Task input →
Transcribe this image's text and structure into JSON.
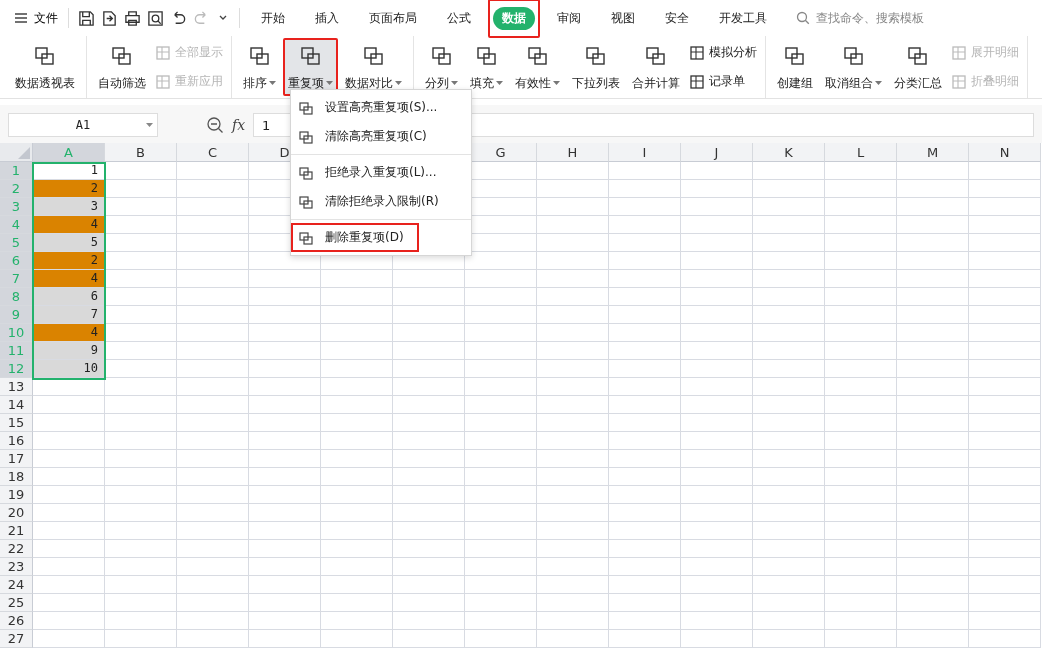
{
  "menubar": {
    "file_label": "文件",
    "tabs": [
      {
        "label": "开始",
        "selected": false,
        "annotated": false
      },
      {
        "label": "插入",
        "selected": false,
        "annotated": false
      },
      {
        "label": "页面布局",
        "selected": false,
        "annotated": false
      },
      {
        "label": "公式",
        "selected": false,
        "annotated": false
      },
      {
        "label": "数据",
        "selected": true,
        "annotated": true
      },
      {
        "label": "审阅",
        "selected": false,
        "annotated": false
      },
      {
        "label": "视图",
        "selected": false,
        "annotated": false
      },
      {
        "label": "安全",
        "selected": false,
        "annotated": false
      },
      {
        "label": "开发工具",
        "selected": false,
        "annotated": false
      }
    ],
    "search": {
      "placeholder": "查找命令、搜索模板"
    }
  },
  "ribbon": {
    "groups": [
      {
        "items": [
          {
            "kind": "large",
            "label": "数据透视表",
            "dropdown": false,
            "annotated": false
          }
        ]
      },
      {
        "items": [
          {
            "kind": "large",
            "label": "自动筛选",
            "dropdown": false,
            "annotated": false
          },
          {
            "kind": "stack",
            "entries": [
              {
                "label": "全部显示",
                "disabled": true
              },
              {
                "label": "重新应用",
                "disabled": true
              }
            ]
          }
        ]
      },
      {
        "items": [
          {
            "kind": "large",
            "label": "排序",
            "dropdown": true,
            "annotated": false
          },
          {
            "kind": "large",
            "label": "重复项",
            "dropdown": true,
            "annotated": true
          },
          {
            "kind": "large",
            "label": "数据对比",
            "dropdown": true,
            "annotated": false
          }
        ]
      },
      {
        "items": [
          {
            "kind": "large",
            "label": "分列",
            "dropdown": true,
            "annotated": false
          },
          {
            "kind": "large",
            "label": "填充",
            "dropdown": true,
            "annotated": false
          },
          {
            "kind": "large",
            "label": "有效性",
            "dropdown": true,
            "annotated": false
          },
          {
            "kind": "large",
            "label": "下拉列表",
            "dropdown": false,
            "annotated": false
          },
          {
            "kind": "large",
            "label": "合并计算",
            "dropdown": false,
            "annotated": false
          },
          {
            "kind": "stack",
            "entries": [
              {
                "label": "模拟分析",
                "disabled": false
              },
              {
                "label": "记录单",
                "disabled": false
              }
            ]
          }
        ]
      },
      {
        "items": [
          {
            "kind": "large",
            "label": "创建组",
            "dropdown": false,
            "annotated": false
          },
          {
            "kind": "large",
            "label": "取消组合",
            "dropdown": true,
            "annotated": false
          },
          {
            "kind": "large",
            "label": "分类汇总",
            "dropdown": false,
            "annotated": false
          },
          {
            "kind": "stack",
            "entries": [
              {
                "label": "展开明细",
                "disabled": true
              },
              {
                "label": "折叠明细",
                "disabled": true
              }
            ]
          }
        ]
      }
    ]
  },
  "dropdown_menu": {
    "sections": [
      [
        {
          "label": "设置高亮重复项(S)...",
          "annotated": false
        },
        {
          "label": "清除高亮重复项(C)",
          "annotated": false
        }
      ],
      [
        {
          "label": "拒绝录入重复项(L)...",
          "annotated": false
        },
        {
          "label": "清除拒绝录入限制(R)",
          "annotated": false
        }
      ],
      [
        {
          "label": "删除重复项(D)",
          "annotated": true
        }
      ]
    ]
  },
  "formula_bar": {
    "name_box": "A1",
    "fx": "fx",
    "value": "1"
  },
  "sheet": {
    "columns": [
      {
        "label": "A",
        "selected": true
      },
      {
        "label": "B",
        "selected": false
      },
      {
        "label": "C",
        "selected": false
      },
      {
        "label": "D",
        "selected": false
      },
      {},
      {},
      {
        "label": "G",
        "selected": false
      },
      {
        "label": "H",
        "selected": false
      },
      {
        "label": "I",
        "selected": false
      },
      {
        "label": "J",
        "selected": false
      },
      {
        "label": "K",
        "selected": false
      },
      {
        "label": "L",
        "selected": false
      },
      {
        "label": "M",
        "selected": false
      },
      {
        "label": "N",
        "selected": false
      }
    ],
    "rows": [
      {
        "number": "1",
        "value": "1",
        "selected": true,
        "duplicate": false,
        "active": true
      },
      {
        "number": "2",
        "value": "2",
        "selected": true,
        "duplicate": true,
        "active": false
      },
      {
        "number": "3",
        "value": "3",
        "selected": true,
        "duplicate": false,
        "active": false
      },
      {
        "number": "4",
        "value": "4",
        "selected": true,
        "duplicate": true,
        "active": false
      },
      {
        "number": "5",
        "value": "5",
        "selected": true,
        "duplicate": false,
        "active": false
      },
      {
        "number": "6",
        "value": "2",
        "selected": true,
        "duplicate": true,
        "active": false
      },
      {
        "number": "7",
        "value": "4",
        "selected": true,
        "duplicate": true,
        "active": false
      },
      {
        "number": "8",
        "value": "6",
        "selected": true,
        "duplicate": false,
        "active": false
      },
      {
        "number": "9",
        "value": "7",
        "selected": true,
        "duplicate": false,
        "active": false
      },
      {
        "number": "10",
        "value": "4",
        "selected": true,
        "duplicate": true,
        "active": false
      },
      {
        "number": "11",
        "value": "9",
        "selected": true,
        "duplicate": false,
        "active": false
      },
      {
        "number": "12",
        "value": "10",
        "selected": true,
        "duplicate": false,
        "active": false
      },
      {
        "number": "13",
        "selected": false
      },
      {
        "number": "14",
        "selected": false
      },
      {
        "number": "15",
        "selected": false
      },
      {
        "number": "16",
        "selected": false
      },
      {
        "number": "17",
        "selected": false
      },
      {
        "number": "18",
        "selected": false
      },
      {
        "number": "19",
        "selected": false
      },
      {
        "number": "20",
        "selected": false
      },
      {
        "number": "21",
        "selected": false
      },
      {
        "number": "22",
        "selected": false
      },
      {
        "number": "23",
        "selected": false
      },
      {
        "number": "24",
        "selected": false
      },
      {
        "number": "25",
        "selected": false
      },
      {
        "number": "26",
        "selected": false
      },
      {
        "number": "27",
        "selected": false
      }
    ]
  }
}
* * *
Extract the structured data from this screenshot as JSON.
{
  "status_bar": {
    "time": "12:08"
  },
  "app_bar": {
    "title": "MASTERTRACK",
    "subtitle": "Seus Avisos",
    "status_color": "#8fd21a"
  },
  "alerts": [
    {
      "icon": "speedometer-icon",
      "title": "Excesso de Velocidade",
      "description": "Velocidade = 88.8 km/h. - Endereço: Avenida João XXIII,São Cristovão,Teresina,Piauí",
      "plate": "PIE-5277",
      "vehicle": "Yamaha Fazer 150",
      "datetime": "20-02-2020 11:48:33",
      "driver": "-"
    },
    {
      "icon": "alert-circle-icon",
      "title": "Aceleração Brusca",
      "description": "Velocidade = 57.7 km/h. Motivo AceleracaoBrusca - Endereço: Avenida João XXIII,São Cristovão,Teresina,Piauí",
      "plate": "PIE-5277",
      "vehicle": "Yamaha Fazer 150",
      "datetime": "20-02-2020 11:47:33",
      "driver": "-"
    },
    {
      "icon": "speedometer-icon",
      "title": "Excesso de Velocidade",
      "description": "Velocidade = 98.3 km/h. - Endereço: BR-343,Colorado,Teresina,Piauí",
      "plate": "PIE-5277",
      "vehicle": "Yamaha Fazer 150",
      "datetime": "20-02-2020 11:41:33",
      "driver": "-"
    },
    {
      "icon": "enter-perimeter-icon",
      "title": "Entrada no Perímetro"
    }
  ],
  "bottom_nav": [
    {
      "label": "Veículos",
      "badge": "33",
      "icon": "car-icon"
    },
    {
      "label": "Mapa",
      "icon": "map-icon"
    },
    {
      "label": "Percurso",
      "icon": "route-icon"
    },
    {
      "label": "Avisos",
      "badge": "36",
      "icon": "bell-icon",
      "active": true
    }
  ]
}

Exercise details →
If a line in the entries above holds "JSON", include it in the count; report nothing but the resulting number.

Reply →
2